so if you make up your mind and say "i am going to do this, i am going to run times x,y,z", you can. age is not holding you back, it's whether or not you are willing to put in 2,3,4+ years of consistent, smart training. if you make training a priority in life, you will run better than before. it's up to you - good luck!
Thanks for the response. Just your one story motivated me. I think the issue I have had is getting back in 420 and 1530 shape, but then not being able to bump myself to that next level again. Whether its motivation, work ethic, other life duties, or knowing how to get there...I have just had trouble getting to the level I know I still can outside of High School or College. I guess I just need to realize I can do it and make it happen.

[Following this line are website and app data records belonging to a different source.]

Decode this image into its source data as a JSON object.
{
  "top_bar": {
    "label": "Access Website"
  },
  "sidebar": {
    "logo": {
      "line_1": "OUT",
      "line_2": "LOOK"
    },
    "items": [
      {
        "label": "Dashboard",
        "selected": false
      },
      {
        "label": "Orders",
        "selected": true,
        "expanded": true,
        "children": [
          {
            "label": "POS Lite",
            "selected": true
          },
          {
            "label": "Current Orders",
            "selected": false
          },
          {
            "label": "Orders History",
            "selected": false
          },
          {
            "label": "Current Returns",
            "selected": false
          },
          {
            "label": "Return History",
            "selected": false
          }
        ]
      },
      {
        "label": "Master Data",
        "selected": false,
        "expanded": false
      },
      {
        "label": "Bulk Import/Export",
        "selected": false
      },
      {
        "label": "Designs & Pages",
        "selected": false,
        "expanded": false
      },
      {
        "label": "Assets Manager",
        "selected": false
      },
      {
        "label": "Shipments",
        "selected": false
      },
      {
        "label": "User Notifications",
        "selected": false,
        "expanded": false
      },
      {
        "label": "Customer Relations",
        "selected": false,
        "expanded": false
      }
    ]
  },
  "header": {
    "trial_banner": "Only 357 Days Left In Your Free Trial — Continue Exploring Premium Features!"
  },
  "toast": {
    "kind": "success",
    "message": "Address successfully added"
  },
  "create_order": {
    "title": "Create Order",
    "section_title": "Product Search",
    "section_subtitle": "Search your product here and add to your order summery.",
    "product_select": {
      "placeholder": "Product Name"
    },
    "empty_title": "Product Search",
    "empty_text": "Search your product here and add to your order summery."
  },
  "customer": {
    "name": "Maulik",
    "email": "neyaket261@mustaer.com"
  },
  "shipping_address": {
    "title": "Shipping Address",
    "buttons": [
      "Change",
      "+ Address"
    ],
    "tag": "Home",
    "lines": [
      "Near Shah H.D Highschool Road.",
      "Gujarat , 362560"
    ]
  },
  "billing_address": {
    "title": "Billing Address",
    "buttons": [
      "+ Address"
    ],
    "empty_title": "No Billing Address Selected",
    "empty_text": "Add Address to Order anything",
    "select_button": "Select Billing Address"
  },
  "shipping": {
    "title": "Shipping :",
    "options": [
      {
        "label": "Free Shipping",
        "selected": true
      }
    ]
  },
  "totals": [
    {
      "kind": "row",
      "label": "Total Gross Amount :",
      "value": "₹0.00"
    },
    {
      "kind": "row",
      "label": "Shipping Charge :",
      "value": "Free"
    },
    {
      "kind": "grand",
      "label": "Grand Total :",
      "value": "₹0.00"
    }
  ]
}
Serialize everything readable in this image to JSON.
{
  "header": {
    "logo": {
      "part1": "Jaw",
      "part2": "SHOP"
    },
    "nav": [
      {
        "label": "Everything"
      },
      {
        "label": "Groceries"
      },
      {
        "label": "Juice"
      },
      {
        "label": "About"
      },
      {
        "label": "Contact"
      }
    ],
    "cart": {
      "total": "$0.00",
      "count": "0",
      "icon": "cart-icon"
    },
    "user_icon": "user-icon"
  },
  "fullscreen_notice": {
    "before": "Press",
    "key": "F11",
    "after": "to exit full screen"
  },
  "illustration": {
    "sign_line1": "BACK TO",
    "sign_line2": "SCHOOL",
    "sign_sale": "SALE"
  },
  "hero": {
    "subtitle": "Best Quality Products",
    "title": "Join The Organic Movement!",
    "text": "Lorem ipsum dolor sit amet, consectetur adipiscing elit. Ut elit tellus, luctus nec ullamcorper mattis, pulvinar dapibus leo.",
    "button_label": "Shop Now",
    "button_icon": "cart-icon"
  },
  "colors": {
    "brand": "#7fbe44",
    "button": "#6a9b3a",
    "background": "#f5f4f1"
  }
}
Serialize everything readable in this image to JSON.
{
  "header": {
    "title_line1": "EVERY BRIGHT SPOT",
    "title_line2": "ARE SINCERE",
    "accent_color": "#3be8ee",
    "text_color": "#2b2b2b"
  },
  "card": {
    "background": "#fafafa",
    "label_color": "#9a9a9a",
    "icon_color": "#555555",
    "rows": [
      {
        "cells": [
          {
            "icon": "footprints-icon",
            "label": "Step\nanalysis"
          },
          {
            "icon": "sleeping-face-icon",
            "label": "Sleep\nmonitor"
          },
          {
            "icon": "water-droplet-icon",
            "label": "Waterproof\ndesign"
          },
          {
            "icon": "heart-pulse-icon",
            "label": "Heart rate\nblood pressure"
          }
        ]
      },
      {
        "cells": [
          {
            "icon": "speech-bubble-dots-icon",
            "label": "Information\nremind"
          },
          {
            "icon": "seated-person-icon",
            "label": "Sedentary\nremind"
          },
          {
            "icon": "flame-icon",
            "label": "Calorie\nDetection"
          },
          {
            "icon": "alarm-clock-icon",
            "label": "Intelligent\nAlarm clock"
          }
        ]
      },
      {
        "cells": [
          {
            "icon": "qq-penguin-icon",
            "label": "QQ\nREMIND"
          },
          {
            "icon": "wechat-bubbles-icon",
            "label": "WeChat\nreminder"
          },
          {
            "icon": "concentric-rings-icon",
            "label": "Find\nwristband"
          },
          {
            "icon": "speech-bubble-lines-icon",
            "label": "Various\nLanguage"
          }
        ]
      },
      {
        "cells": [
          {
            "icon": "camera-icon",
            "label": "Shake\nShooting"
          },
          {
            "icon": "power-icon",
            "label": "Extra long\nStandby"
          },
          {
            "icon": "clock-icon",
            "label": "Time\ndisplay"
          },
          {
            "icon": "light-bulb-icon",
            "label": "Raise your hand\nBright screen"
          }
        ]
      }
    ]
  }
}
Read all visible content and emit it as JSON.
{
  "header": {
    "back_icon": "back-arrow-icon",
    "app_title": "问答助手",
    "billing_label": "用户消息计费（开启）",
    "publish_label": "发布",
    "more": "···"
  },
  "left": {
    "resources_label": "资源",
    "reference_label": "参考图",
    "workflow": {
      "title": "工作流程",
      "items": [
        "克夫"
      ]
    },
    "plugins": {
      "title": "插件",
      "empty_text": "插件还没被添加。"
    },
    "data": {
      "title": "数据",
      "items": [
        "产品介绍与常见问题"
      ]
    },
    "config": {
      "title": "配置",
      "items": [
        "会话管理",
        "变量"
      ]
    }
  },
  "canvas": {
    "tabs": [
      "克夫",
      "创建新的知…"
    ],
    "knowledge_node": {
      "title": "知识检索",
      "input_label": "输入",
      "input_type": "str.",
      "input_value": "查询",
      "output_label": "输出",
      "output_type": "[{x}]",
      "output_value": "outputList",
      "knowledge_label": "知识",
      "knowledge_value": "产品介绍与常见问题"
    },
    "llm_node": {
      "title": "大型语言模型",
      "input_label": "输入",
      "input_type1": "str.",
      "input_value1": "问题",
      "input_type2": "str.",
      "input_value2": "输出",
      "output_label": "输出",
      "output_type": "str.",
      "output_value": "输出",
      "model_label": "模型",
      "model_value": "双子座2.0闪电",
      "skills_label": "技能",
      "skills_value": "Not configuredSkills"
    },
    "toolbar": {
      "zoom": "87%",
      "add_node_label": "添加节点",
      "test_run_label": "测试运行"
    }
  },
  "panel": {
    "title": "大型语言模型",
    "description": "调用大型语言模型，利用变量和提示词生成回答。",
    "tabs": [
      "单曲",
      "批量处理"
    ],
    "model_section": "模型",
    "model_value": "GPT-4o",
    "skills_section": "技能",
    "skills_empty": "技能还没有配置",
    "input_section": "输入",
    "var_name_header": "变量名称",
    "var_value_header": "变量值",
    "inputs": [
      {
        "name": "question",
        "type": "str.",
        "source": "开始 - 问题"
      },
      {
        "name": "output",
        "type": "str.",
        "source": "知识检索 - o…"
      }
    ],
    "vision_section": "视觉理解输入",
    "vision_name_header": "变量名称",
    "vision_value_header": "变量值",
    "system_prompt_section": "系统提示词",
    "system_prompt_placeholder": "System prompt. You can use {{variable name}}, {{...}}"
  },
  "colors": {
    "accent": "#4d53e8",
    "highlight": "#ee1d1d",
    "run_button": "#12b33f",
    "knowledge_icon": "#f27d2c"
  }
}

Not at all. I ran 4:29 for 1600, 9:43 for 3200, and just over 15:30 5k in XC for high school. I also spent a lot of time sidelined with injuries in college. Left college with a mile PR of 4:29, 3k of 8:57, 5k of 15:21, and 10k of 32:10. Not what I planned. After some time off (2 years) I was slow again. I ran a 5k in 19 min and it hurt real bad. I didn't like it so I started training more seriously. I've continued getting better over the last 8 years. Last year I ran a 14:48 5k, 8:38 3k, and 31:00 10k. This past fall I ran a 23:51 5 mile a month before my marathon attempt. Unfortunately I became I'll the week of the race and DNF, but I'm planning on running a spring marathon under 2:22. Basically, if you want it bad enough to put the time in it will come.
Bad as Naomi Russell and 33 with new PRs, just curious what are your current situations? Family or no family, easily able to make training a main focus or squeeze in runs after work, training solo or with a group, and lastly what are your occupations?
I'm a soon to be college grad finding myself in a similar situation. I want to continue on and take it to that next level but am trying to see how everyone else's situations are and how they manage.
Same thing happend to me, 4:15 and 1:54 in HS and never ran faster than 4:20 and 1:59 in college. Finally got my achilles surgery at age 29 and finally can train again. Already ran a 67 half and 14:45 5k, and going to go for some mile races this spring.
Found that after all that time the speed was still there (still can easily do the 23 sec 200 workouts) and am better at longer runs too. So go for it, but since you will probably now have a job you have to get used to getting up and running before work to get doubles in.
Shit, it's still fun to kill it in races.
Ciaran O'Lionaird had a similar issue. Stud in high school, constantly injured first four years of college, and then big breakthrough last year of college. He contemplated quitting, but maintained one year of health and ran 3:52.